Terman said that her kids often make light-hearted videos to get a laugh out of their family and friends, so they decided to create a series of seven short videos to imitate the “warm and fuzzy” feeling that the bear hunt offered to many community members. In their experiment, titled “The Happiness Project”, Sabrina and Zachary Terman said they tested to see if their videos improved the viewer’s mood by asking participants to rate how they felt on a scale of one to ten.
“When we looked at the responses of people participating, we saw that people who felt like a two (at the beginning) were a ten at the end of the video,” Sabrina Terman said. “It made me really happy to see the change in their happiness levels.”
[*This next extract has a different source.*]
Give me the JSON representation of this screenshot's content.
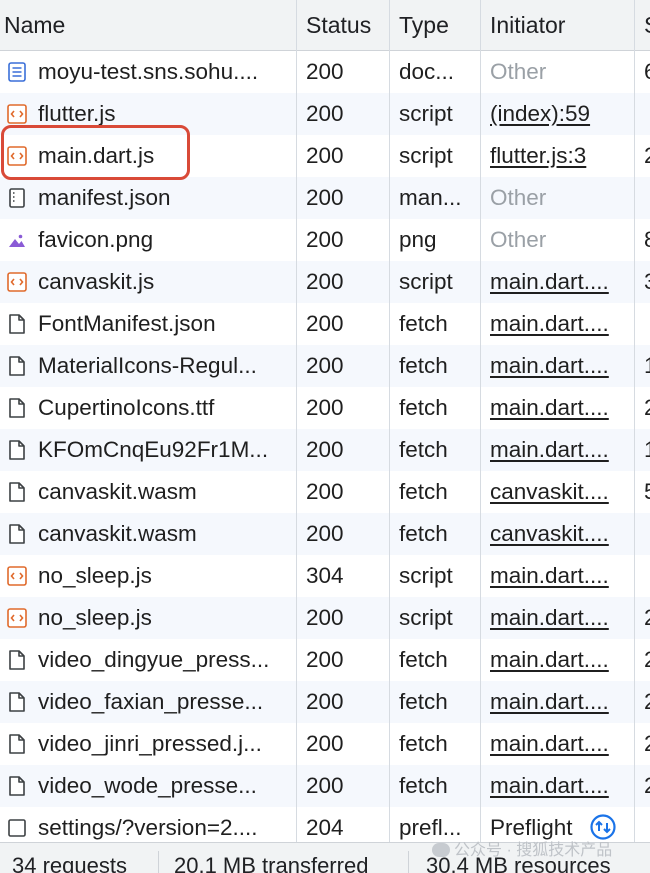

In the fourth video of their experiment, the twins said they documented their bear hunt adventure and filmed short clips of the different types of animals on display. On their walk, Nadine Terman said they ended up stopping at their neighbors’ houses to chat from a distance.
“Not only did we do a bear hunt, but we also had a little neighborhood get-together,” Nadine Terman said.
Zachary Terman said he believes the Palo Alto community should try to focus on the positive aspects of our situation, like the bear hunt, and do what makes us happiest.
“When I’m stressed, I like to read and spend time with my family,” Zachary Terman said.
As of April 9, Christensen said over 180 homes have bears or other stuffed animals on display in Crescent Park alone, with several hundred more in the Midtown and Duveneck-St. Francis neighborhoods. Some homes have upwards of 20 bears in their windows, whom Christensen awarded “medals” for their efforts.
“The thing that surprised me the most was how important connectivity is to so many people,” Christensen said. “There’s a lot of people who are feeling very stressed right now, and I think (the bear hunt) was almost a lifesaver for them.”